Modern Art Oxford was the first to present a the major UK exhibition of work by controversial artist Stella Vine. Stella mainly paints pictures that question the essence of being a celebrity, whether it's Princess Diana, Kate Moss or Slyvia Plath.
“Stella’s work is fresh, bold and original and deserves to reach a wider audience. Modern Art Oxford has a long tradition of recognising and supporting new talent.
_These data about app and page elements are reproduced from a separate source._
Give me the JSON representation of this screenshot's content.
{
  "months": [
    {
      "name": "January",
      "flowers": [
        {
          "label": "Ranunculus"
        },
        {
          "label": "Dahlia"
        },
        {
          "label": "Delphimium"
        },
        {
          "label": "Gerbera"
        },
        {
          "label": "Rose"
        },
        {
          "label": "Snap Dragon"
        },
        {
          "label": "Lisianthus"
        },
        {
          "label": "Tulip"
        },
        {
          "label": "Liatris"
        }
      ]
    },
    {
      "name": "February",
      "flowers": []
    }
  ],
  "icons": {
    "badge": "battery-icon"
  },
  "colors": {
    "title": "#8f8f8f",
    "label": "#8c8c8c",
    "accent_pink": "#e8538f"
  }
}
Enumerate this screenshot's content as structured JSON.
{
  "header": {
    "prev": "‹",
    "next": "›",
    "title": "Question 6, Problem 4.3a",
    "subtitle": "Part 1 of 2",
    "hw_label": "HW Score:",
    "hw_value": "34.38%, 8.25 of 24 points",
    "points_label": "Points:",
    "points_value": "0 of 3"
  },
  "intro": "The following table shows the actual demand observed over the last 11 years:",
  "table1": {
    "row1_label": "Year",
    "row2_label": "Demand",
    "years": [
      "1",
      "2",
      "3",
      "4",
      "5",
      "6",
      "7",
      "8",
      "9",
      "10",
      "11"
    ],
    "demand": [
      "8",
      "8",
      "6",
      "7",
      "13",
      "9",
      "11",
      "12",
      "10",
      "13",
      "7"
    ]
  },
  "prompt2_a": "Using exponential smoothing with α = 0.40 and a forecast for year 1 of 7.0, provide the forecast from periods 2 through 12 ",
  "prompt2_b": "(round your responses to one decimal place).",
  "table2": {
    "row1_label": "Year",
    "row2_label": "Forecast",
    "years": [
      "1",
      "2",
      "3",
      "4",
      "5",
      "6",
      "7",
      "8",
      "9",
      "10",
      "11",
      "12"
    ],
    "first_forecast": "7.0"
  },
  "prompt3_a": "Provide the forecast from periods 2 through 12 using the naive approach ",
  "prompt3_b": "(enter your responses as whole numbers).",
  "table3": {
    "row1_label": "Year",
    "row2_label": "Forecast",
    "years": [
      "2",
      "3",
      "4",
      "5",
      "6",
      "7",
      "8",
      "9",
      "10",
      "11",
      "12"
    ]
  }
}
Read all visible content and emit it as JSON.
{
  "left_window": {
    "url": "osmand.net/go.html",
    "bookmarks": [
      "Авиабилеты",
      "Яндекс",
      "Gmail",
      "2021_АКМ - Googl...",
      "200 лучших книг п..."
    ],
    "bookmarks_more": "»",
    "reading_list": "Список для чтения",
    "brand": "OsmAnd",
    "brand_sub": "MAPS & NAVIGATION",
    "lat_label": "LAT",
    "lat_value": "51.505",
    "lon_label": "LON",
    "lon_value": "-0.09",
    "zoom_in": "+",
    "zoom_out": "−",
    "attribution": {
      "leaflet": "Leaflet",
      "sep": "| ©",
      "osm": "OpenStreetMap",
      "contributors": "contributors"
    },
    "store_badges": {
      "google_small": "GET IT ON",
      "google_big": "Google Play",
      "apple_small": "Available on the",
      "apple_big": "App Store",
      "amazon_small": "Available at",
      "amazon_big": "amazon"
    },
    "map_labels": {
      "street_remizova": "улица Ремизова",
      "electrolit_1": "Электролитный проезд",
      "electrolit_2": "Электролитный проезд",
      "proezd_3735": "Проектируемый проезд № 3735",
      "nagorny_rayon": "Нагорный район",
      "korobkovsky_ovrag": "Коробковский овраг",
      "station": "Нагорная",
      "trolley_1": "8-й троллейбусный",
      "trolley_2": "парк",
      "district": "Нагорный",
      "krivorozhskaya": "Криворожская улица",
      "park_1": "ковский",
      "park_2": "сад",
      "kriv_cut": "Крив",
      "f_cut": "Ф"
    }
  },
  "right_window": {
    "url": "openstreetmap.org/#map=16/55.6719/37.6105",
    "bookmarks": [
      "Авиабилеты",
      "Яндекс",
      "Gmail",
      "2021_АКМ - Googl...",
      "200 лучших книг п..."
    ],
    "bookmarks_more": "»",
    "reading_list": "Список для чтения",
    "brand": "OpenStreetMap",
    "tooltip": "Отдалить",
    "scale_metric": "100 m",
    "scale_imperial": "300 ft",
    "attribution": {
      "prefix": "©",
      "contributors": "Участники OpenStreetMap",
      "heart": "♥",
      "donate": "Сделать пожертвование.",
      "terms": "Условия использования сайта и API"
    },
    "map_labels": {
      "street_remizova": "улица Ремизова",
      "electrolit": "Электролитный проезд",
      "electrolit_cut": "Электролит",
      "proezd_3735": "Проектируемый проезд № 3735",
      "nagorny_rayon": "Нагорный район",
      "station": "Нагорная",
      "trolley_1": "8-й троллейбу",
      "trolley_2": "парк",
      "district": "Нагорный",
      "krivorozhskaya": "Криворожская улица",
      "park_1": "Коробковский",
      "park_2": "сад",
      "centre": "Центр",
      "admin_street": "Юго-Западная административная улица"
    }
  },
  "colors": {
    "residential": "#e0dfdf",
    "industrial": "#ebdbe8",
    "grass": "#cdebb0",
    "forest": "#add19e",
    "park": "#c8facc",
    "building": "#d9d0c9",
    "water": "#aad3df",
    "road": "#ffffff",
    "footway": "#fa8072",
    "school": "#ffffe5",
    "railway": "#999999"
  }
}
We are delighted to be working with Stella on her first major exhibition.”
Andrew Nairne, former Director of Modern Art Oxford.
One of Europe’s most exciting young artists, Cantor transformed the gallery with an installation that featured, amongst others, a birdcage with live peacocks.
Cantor’s poetic use of materials, images, animals and places offered an eloquent meditation on the contradictions of our contemporary world and the human condition. His work has a beauty and an immediacy that resonates long after the encounter.
Our exhibition spanned seven installations of the revered Canadian duo Janet Cardiff and George Bures Miller. Their installations go from the very literal, such as The House of Books has No Windows through to eerie immersive mutimedia works like The Killing Machine, The Muriel Lake Incident, The Dark Pool and Opera for a Small Room.
"...accessible, sometimes spooky and disturbing, sometimes enigmatic and strange."
Adrian Searle, The Guardian, 2008
A popular new major exhibition of paintings by Howard Hodgkin explored the acclaimed British artist’s use of abstraction as an expression of subjective experience. Spanning ten years of the artist’s career, the exhibition included paintings not previously seen by a broader public, including a powerful body of new work developing out of his Home, Home on the Range series of 2008. Together, they highlighted the physical as well as emotional charge of Hodgkin’s art through his use of scale, sensitivity to light and his ability to create painterly equivalents of depth and atmosphere using colour and brushstroke.
In his first major solo exhibition in the UK, Thomas Houseago presented his monumental figurative sculptures, that are charged with a remarkable energy and vitality. Houseago works primarily with materials associated with classical and modernist sculpture; carved wood, plaster and bronze.
"His somewhat crude and direct working belies a sophistication that is rich in a layering of cultural, mythological and art historical references. In a time of fast-paced technological change, Houseago’s art takes on the role of an awkward, unresolved reminder of the past."
Modern Art Oxford exhibition catalogue
In her ever first solo show at a British public gallery, Jenny Saville showed the early paintings that first made her famous in the late 90's, alongside paintings that she'd finished in her Oxford studio just a few days before the opening - some canvases were still wet!
Eva Kotátková exhibited in November, with 'A Storyteller's Inadequacy' her works featured performers connecting with objects which created a 'living sculpture' throughout the gallery spaces.
"Kotátková’s works are proposals for living in an awkward age; blueprints for difficulties that must be overcome in order to explore limits of human relationships and behaviour. Objects become mediators which borrow human voices and tell personal stories as well as literary narratives of human isolation and otherness."
In the summer of 2014, the internationally acclaimed artist Barbara Kruger presented a major exhibition of new work at the gallery.
In this exhibition, Kruger produced a site-specific text work which enveloped the entire surface area of the Upper Gallery from lintel to floor.
This major exhibition curated by Turner Prize-winning artist Jeremy Deller brought together rarely seen works by William Morris and Andy Warhol.
Love is Enough became one of the most popular exhibitions of Modern Art Oxford's recent history.
Modern Art Oxford celebrates its 50th anniversary in 2016 with a major year-long programme of rolling exhibitions, titled KALEIDOSCOPE.
Iconic works from the past return to the gallery from across the globe, shown as part of a dynamic programme of new commissions, performances and events by acclaimed artists of the current generation.